We at Penn State are engaged in an intense, ongoing and, in my view, very healthy dialogue about General Education reform.
In the course of our conversations with faculty here at University Park, I often hear talk of a tension between the teaching and research missions of the University.
In one version or another, the suggestion is made that if we are going to take General Education seriously by asking our research faculty to participate in substantive and sustained ways, it will come at the cost of our strengths in research, strengths that have led to our recent successes in national and international rankings.
This concern is symptomatic of a culture in which the connection between teaching and research has eroded. Mitigating this erosion is reason enough for a serious engagement with the question of General Education.
If we look, however, at the first sentence of Penn State’s mission statement, we find teaching, research, and service tightly connected:
Penn State is a multicampus public research university that educates students from Pennsylvania, the nation and the world, and improves the well being and health of individuals and communities through integrated programs of teaching, research, and service.
The general education curriculum ought to be a site for the integration of teaching, research, and service.
The General Education Task Force has already affirmed that engaged scholarship should be available to students within the GenEd curriculum. My support for putting themes (coordinated clusters of courses concentrating on a focal concept) at the center of the curriculum is animated in no small part by a desire to integrate the research endeavor into the heart of the undergraduate experience.
A challenge we face is how to accomplish this within an institutional culture and structure that often divorces the research it privileges from the teaching it champions.
One possible way to address this was recently suggested to me after a lively and thoughtful town hall meeting on GenEd with the faculty in the College of the Liberal Arts.
Leveraging Centers in Cultivating Themes
Lee Ann Banaszak, incoming Head of the Political Science Department, suggested that we look to our institutes and centers as “a source of innovation and movement on developing themes.” In a follow up email, I asked her to flesh the idea out further. She wrote:
The research institutes already provide a venue for faculty with links to overarching themes to work together on collaborative research ideas. For that reason, initial discussions within and between institutes could provide the interdisciplinary connections that faculty need to develop themes.
Lee Ann is right.

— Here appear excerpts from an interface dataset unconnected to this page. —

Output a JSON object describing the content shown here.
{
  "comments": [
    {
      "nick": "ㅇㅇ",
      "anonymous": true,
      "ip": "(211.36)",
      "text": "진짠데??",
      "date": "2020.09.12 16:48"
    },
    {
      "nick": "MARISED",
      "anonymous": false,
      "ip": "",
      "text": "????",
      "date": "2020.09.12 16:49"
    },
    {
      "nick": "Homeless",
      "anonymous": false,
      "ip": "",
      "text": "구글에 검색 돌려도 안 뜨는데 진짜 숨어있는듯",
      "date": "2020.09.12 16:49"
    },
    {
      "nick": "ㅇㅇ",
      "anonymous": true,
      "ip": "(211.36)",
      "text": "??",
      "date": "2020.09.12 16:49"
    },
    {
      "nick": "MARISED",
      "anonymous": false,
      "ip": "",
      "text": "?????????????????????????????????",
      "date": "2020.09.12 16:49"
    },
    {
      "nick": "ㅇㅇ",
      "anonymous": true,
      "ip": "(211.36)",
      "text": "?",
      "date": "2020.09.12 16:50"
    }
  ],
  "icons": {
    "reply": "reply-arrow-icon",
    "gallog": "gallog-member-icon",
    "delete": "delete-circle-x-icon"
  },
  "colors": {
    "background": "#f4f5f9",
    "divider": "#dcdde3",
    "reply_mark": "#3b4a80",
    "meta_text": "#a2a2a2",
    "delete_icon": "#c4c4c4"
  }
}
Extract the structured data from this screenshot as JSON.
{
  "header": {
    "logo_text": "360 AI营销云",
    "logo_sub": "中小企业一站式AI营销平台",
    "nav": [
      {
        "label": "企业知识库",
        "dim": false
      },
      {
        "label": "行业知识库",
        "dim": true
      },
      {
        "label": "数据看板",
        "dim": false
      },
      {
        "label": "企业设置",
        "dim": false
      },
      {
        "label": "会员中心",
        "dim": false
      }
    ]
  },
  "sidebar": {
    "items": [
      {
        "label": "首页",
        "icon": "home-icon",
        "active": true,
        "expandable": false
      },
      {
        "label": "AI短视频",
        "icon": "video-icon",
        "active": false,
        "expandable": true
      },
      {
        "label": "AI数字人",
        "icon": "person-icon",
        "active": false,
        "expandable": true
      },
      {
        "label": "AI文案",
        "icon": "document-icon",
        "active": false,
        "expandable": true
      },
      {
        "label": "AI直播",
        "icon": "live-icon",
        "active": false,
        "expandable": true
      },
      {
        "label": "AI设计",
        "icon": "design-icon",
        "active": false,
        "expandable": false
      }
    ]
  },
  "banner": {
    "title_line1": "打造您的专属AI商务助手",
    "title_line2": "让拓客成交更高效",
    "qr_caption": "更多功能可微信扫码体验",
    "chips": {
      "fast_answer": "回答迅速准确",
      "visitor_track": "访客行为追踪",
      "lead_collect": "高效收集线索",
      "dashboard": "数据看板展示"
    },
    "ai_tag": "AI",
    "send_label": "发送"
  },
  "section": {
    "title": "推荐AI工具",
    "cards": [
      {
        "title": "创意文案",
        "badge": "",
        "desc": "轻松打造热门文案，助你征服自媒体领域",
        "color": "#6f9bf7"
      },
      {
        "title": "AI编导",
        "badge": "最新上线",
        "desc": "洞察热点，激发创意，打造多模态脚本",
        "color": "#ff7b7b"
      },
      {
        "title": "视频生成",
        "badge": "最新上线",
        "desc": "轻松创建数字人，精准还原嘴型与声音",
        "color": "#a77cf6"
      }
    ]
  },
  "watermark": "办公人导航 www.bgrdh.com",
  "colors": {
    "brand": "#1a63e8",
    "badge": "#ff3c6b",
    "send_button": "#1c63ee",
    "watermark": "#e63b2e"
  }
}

The university has already cultivated a robust infrastructure of collaborative, interdisciplinary research. Our major university institutes and our wide diversity of centers located in colleges are designed to work across disciplinary boundaries to develop innovative research programs. They often have significant financial resources to pursue specific initiatives associated with graduate and undergraduate curriculum.
We ought to more intentionally engage leaders of these interdisciplinary research initiatives in the GenEd reform process. More specifically, we ought to draw on their passion, skill, and expertise in developing a core set of themes in which undergraduate research has a central place. Putting the University’s research interests into concrete pedagogical practice could, in turn, enrich the research undertaken by center and institute faculty.
Such a symbiotic relationship between research and teaching would enhance the educational experience of research faculty and undergraduate students alike; it would further the University’s mission of integrating research, teaching, and service; and it would weave the research endeavor more tightly into the Penn State undergraduate experience.